> [REQUIRED WORK] Please report the number of lines in the entries below that contain "value", with nothing added.

> [DATA TO PROCESS]

-----

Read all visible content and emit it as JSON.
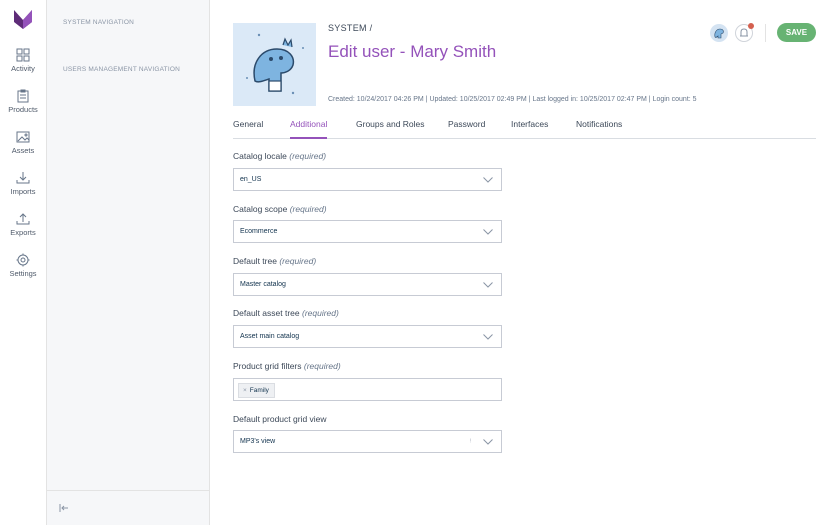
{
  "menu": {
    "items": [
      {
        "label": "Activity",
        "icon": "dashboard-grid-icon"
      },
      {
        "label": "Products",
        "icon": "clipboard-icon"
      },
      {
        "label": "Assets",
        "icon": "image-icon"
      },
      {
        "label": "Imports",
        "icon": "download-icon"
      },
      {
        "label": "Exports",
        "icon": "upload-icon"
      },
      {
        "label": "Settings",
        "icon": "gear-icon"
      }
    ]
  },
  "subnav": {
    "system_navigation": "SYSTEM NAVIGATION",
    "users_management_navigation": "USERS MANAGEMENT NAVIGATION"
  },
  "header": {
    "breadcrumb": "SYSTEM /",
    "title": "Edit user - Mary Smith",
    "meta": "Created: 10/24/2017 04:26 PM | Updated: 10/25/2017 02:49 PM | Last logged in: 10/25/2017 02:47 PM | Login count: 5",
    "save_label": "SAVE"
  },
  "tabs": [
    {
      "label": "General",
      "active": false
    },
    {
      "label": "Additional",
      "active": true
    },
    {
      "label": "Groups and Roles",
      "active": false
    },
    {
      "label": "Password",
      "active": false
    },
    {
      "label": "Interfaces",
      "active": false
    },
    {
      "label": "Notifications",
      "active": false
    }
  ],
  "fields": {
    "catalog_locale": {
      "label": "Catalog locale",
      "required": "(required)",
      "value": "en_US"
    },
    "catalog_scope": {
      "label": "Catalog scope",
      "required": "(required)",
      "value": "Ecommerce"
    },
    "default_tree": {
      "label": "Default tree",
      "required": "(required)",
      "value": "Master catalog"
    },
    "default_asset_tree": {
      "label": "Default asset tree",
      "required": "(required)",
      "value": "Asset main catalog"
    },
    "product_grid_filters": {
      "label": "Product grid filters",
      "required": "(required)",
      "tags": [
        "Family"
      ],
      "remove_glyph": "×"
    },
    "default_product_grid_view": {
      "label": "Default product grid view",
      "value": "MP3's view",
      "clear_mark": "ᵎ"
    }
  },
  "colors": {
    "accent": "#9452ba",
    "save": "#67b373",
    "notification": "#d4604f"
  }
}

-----

> [FINAL ANSWER] 5